Long-term changes in the magnetic environment of the Earth are of interest to those studying climate change. To this end we examine long-term changes in daily variation as derived from hourly mean values from 14 geomagnetic observatories around the world. Their time series date back to the beginning of the 20th century. We find that there are similar features in all the records, with extrema in the amplitudes of the daily variation occurring in the 1950s, 1960s and 1980s, and a small upward trend of about 7% since the start of the century. The extrema coincide with those seen in proxy solar irradiance data, in particular the F10.7 flux density dataset. The most likely cause of the long-term increase is also related to the Sun but the possibility of processes inside the Earth contributing to this observation cannot be discounted.

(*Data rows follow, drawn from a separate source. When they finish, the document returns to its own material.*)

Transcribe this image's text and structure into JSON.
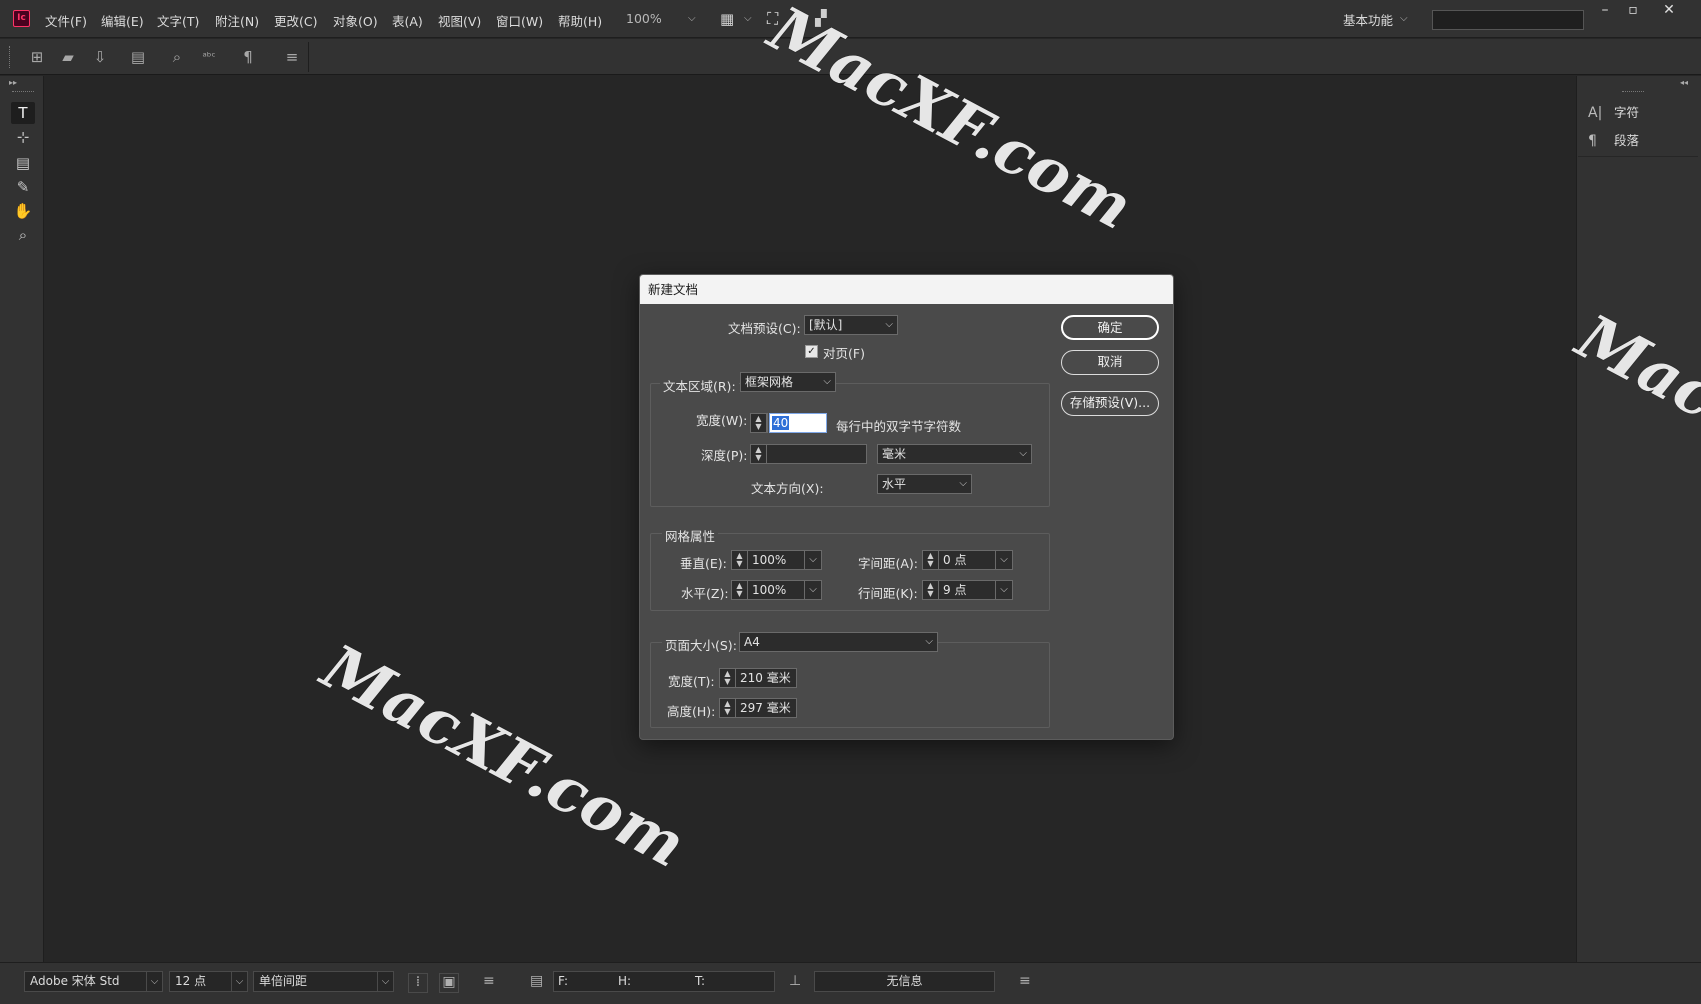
{
  "app": {
    "logo_text": "Ic",
    "menus": [
      "文件(F)",
      "编辑(E)",
      "文字(T)",
      "附注(N)",
      "更改(C)",
      "对象(O)",
      "表(A)",
      "视图(V)",
      "窗口(W)",
      "帮助(H)"
    ],
    "zoom": "100%",
    "workspace": "基本功能",
    "window_controls": {
      "minimize": "–",
      "maximize": "▫",
      "close": "✕"
    }
  },
  "right_panel": {
    "items": [
      {
        "icon": "character-icon",
        "label": "字符"
      },
      {
        "icon": "paragraph-icon",
        "label": "段落"
      }
    ]
  },
  "dialog": {
    "title": "新建文档",
    "preset_label": "文档预设(C):",
    "preset_value": "[默认]",
    "facing_pages_label": "对页(F)",
    "facing_pages_checked": true,
    "text_area_label": "文本区域(R):",
    "text_area_value": "框架网格",
    "width_label": "宽度(W):",
    "width_value": "40",
    "width_unit_text": "每行中的双字节字符数",
    "depth_label": "深度(P):",
    "depth_value": "",
    "depth_unit": "毫米",
    "direction_label": "文本方向(X):",
    "direction_value": "水平",
    "grid_section": "网格属性",
    "vertical_label": "垂直(E):",
    "vertical_value": "100%",
    "horizontal_label": "水平(Z):",
    "horizontal_value": "100%",
    "char_spacing_label": "字间距(A):",
    "char_spacing_value": "0 点",
    "line_spacing_label": "行间距(K):",
    "line_spacing_value": "9 点",
    "page_size_label": "页面大小(S):",
    "page_size_value": "A4",
    "page_width_label": "宽度(T):",
    "page_width_value": "210 毫米",
    "page_height_label": "高度(H):",
    "page_height_value": "297 毫米",
    "ok_label": "确定",
    "cancel_label": "取消",
    "save_preset_label": "存储预设(V)..."
  },
  "status_bar": {
    "font": "Adobe 宋体 Std",
    "size": "12 点",
    "spacing": "单倍间距",
    "f_label": "F:",
    "h_label": "H:",
    "t_label": "T:",
    "info": "无信息"
  },
  "watermark": {
    "text": "MacXF.com",
    "partial_right": "Mac"
  }
}
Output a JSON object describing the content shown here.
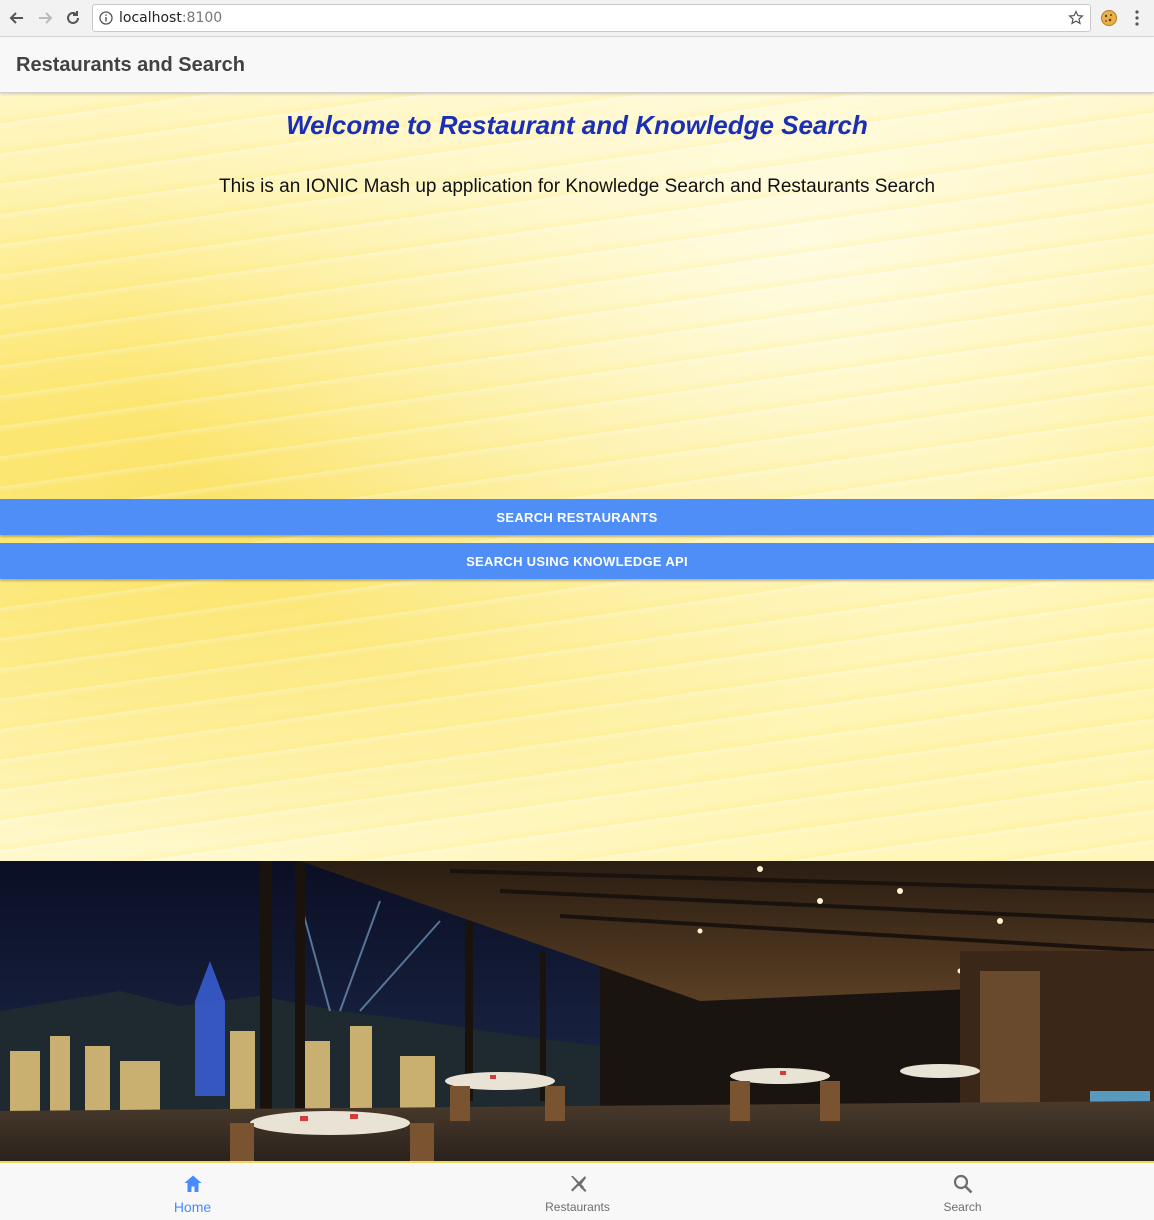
{
  "browser": {
    "url_host": "localhost",
    "url_port": ":8100"
  },
  "toolbar": {
    "title": "Restaurants and Search"
  },
  "main": {
    "welcome": "Welcome to Restaurant and Knowledge Search",
    "subtitle": "This is an IONIC Mash up application for Knowledge Search and Restaurants Search",
    "buttons": [
      {
        "label": "SEARCH RESTAURANTS"
      },
      {
        "label": "SEARCH USING KNOWLEDGE API"
      }
    ]
  },
  "tabs": [
    {
      "label": "Home",
      "icon": "home-icon",
      "active": true
    },
    {
      "label": "Restaurants",
      "icon": "restaurant-icon",
      "active": false
    },
    {
      "label": "Search",
      "icon": "search-icon",
      "active": false
    }
  ],
  "colors": {
    "accent": "#488aff",
    "button": "#4f8ef7",
    "welcome_text": "#1a2fb5"
  }
}
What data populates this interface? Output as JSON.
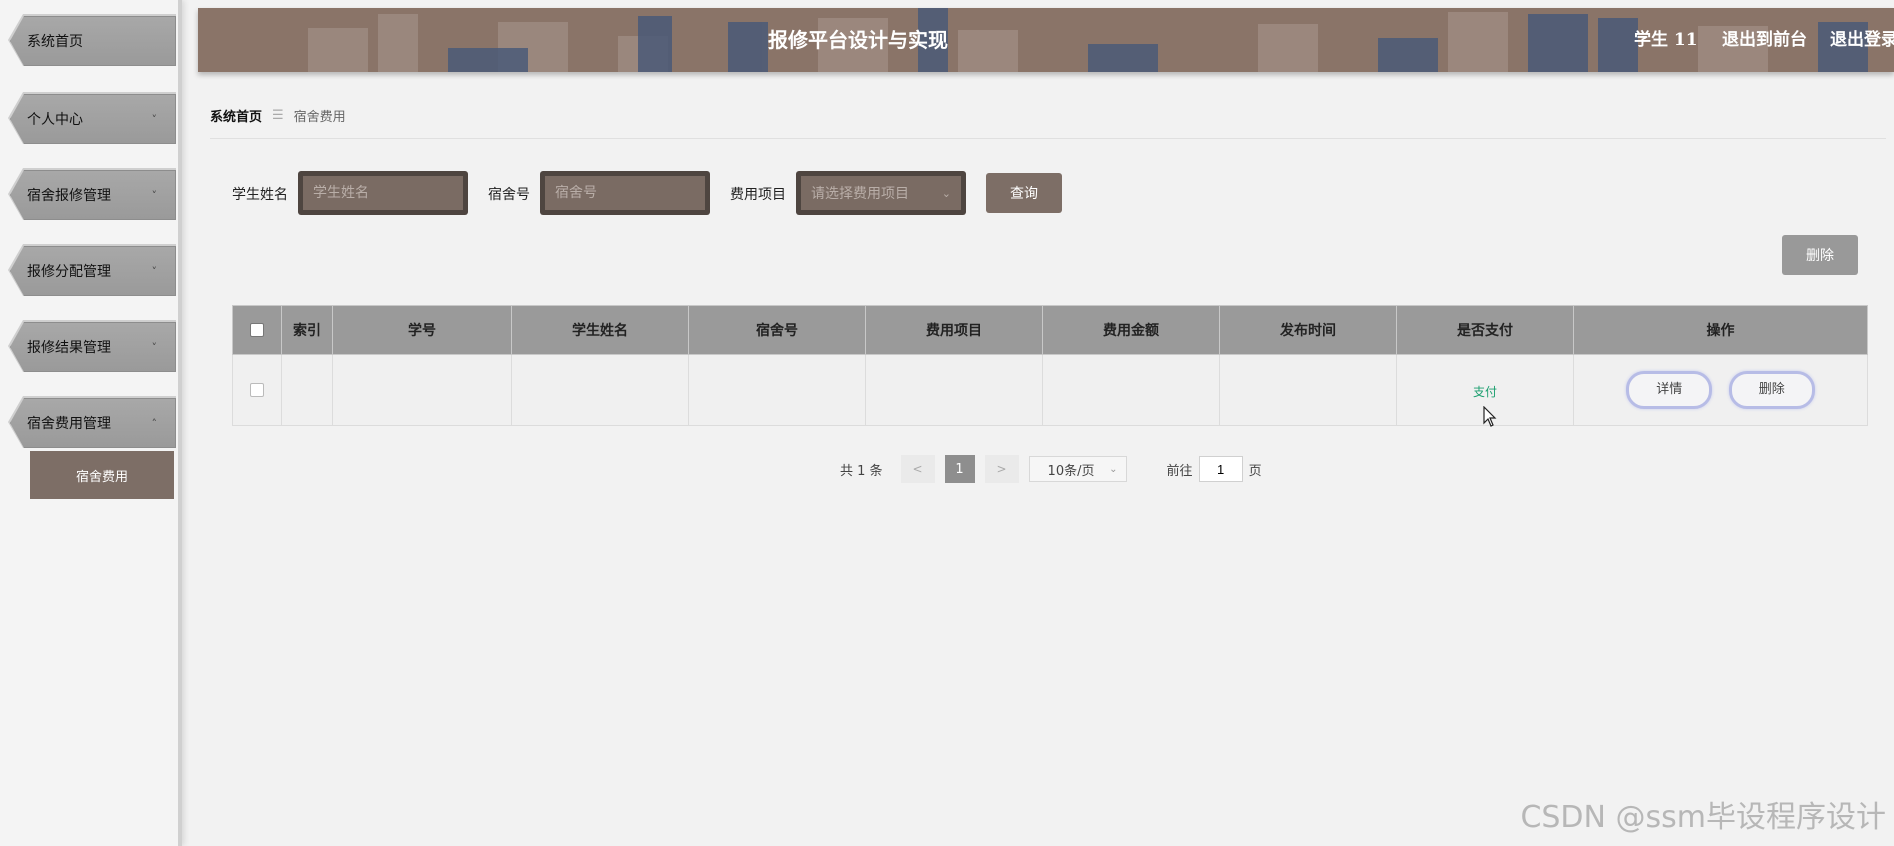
{
  "sidebar": {
    "items": [
      {
        "label": "系统首页",
        "chevron": ""
      },
      {
        "label": "个人中心",
        "chevron": "˅"
      },
      {
        "label": "宿舍报修管理",
        "chevron": "˅"
      },
      {
        "label": "报修分配管理",
        "chevron": "˅"
      },
      {
        "label": "报修结果管理",
        "chevron": "˅"
      },
      {
        "label": "宿舍费用管理",
        "chevron": "˄"
      }
    ],
    "submenu": {
      "label": "宿舍费用"
    }
  },
  "header": {
    "title": "报修平台设计与实现",
    "user": "学生 11",
    "to_front": "退出到前台",
    "logout": "退出登录"
  },
  "breadcrumb": {
    "home": "系统首页",
    "separator": "☰",
    "current": "宿舍费用"
  },
  "search": {
    "student_name_label": "学生姓名",
    "student_name_placeholder": "学生姓名",
    "dorm_label": "宿舍号",
    "dorm_placeholder": "宿舍号",
    "fee_item_label": "费用项目",
    "fee_item_placeholder": "请选择费用项目",
    "query_label": "查询"
  },
  "toolbar": {
    "delete_label": "删除"
  },
  "table": {
    "headers": [
      "索引",
      "学号",
      "学生姓名",
      "宿舍号",
      "费用项目",
      "费用金额",
      "发布时间",
      "是否支付",
      "操作"
    ],
    "rows": [
      {
        "index": "",
        "student_no": "",
        "student_name": "",
        "dorm_no": "",
        "fee_item": "",
        "fee_amount": "",
        "publish_time": "",
        "paid": "支付",
        "detail_label": "详情",
        "delete_label": "删除"
      }
    ]
  },
  "pagination": {
    "total": "共 1 条",
    "prev": "<",
    "current_page": "1",
    "next": ">",
    "page_size": "10条/页",
    "goto_label": "前往",
    "goto_value": "1",
    "page_suffix": "页"
  },
  "watermark": "CSDN @ssm毕设程序设计",
  "colors": {
    "accent": "#7d6e66",
    "header": "#8a7468",
    "paid_link": "#1a9e6e"
  }
}
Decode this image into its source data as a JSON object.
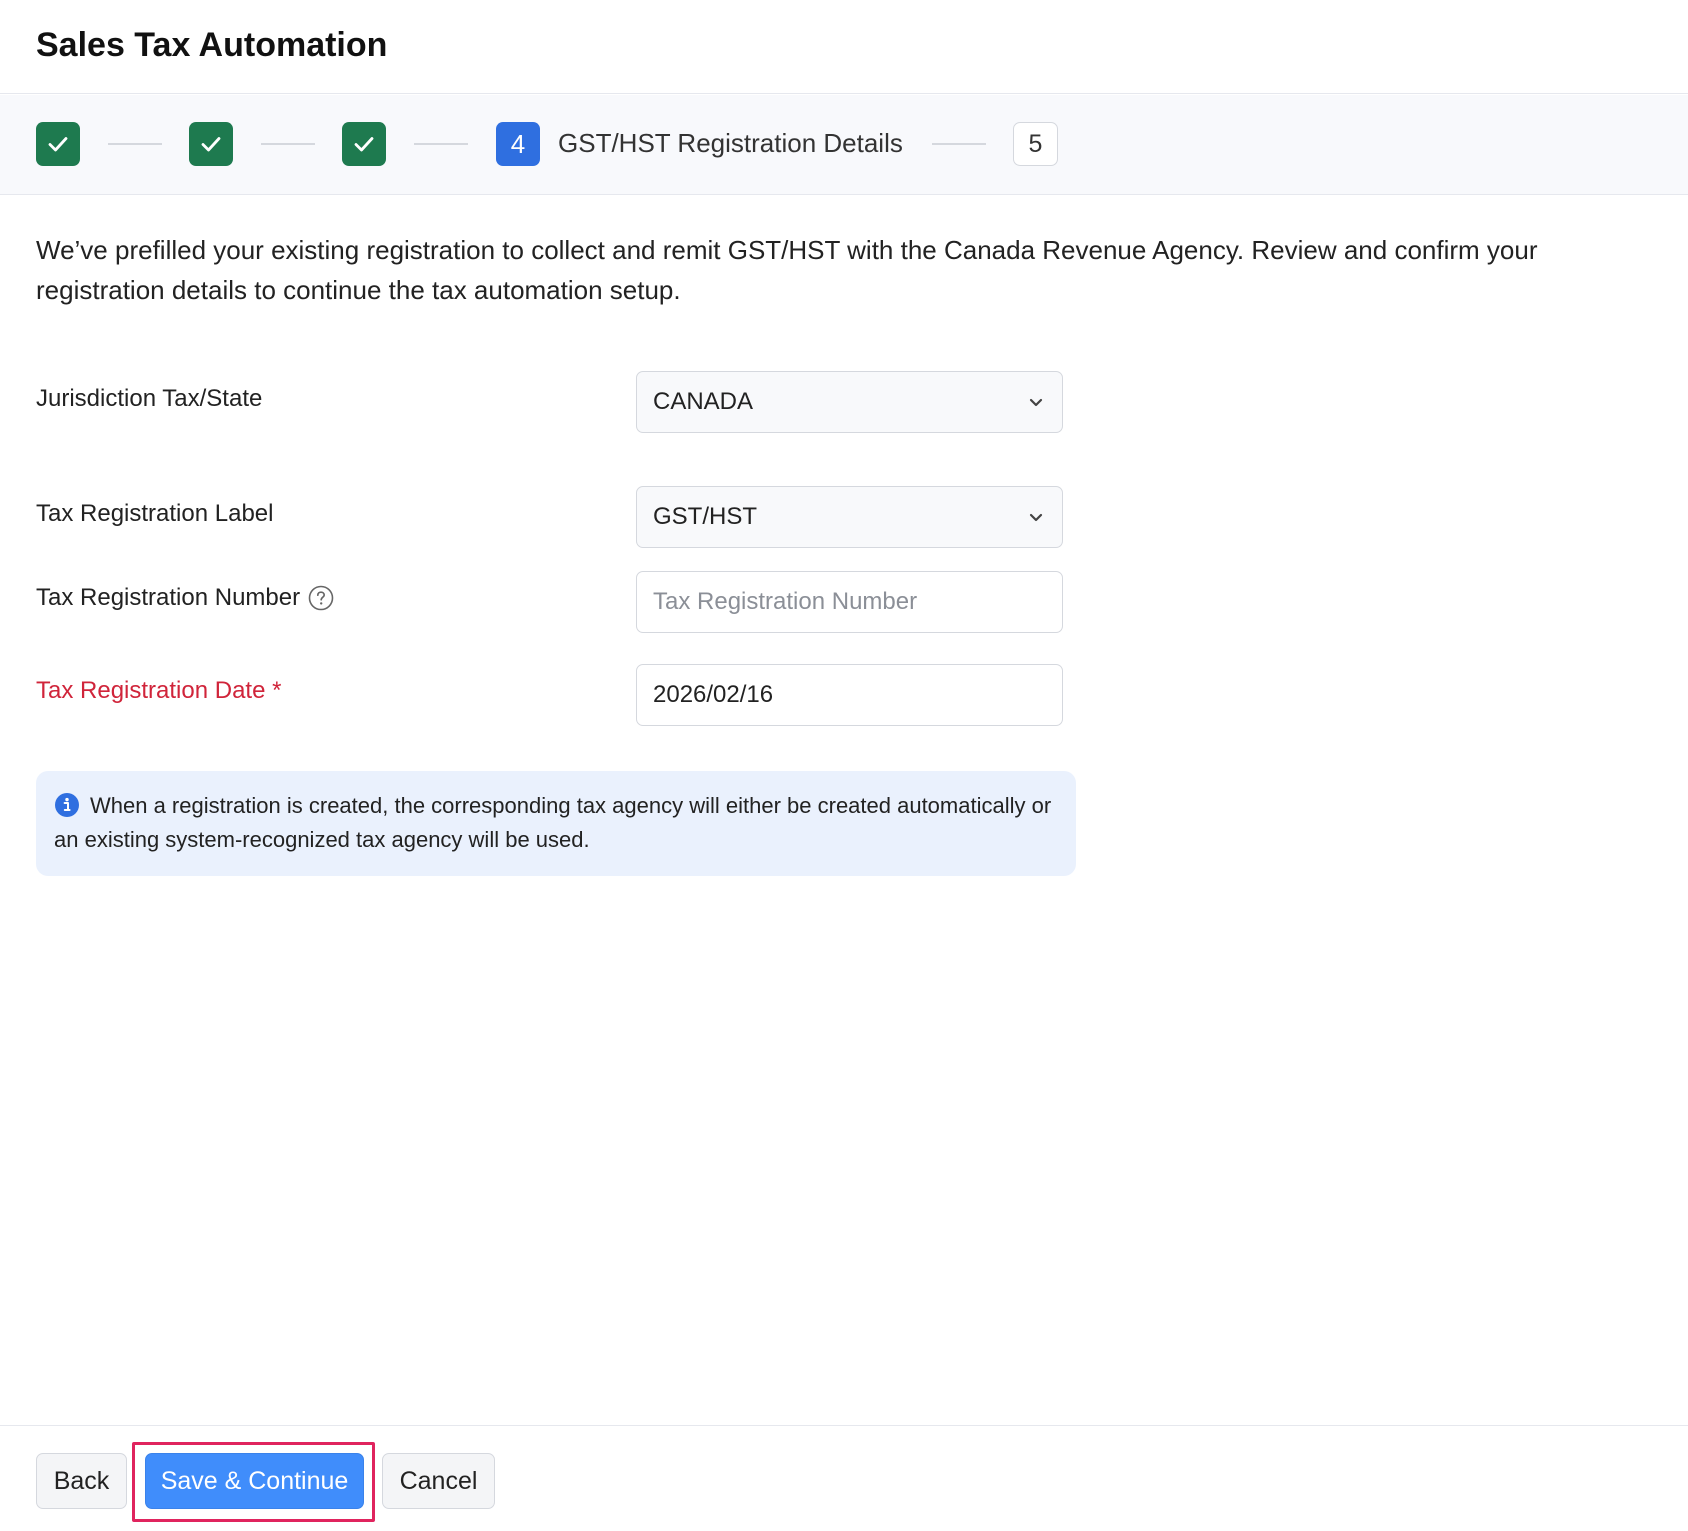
{
  "header": {
    "title": "Sales Tax Automation"
  },
  "stepper": {
    "active_step_number": "4",
    "active_step_label": "GST/HST Registration Details",
    "next_step_number": "5",
    "completed_icon": "check-icon"
  },
  "intro_text": "We’ve prefilled your existing registration to collect and remit GST/HST with the Canada Revenue Agency. Review and confirm your registration details to continue the tax automation setup.",
  "form": {
    "jurisdiction": {
      "label": "Jurisdiction Tax/State",
      "value": "CANADA"
    },
    "reg_label": {
      "label": "Tax Registration Label",
      "value": "GST/HST"
    },
    "reg_number": {
      "label": "Tax Registration Number",
      "placeholder": "Tax Registration Number",
      "value": ""
    },
    "reg_date": {
      "label": "Tax Registration Date *",
      "value": "2026/02/16"
    }
  },
  "info": {
    "text": "When a registration is created, the corresponding tax agency will either be created automatically or an existing system-recognized tax agency will be used."
  },
  "footer": {
    "back_label": "Back",
    "save_label": "Save & Continue",
    "cancel_label": "Cancel"
  },
  "colors": {
    "completed": "#1e7a4f",
    "active": "#2f6fe0",
    "primary_button": "#408dfb",
    "required": "#d0243a",
    "highlight": "#e0245e"
  }
}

This work demonstrates the possibility of using long-term geomagnetic data as a proxy for processes in the upper atmosphere.
Authors: Macmillan, Susan, Droujinina, Anna, Woodfield, Emma